- **Problem details**: Drop every picture, then print the rest of the listing exactly as given.

──────────────────────────────

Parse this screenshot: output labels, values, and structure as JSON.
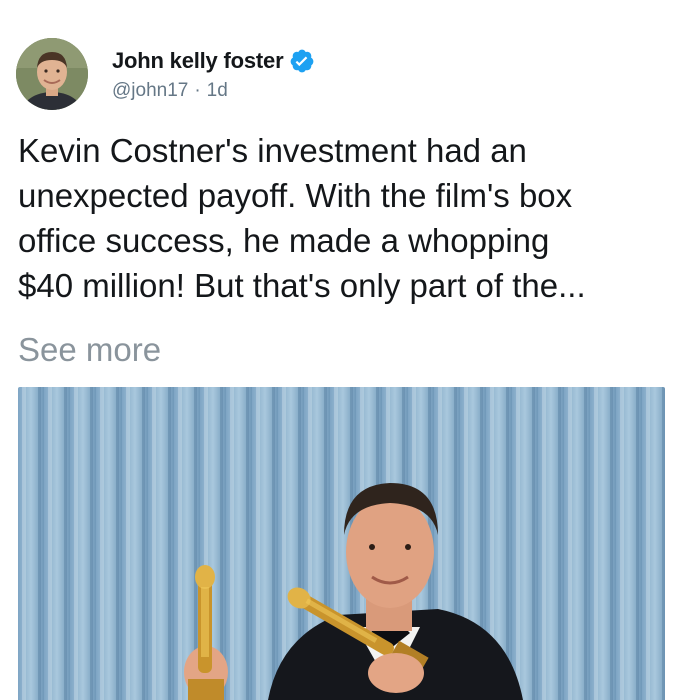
{
  "tweet": {
    "author": {
      "display_name": "John kelly foster",
      "handle": "@john17",
      "separator": "·",
      "timestamp": "1d",
      "verified": true
    },
    "text_lines": [
      "Kevin Costner's investment had an",
      "unexpected payoff. With the film's box",
      "office success, he made a whopping",
      "$40 million! But that's only part of the..."
    ],
    "see_more_label": "See more",
    "media": {
      "icon": "photo-man-holding-two-statuettes"
    }
  },
  "colors": {
    "text_primary": "#14171a",
    "text_secondary": "#657786",
    "see_more": "#8a949c",
    "verified_badge": "#1da1f2",
    "curtain": "#8fb3cf"
  }
}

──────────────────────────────

- **Response to the exercise**:
Parse this screenshot: output labels, values, and structure as JSON.
{
  "tweet": {
    "author": {
      "display_name": "John kelly foster",
      "handle": "@john17",
      "separator": "·",
      "timestamp": "1d",
      "verified": true
    },
    "text_lines": [
      "Kevin Costner's investment had an",
      "unexpected payoff. With the film's box",
      "office success, he made a whopping",
      "$40 million! But that's only part of the..."
    ],
    "see_more_label": "See more",
    "media": {
      "icon": "photo-man-holding-two-statuettes"
    }
  },
  "colors": {
    "text_primary": "#14171a",
    "text_secondary": "#657786",
    "see_more": "#8a949c",
    "verified_badge": "#1da1f2",
    "curtain": "#8fb3cf"
  }
}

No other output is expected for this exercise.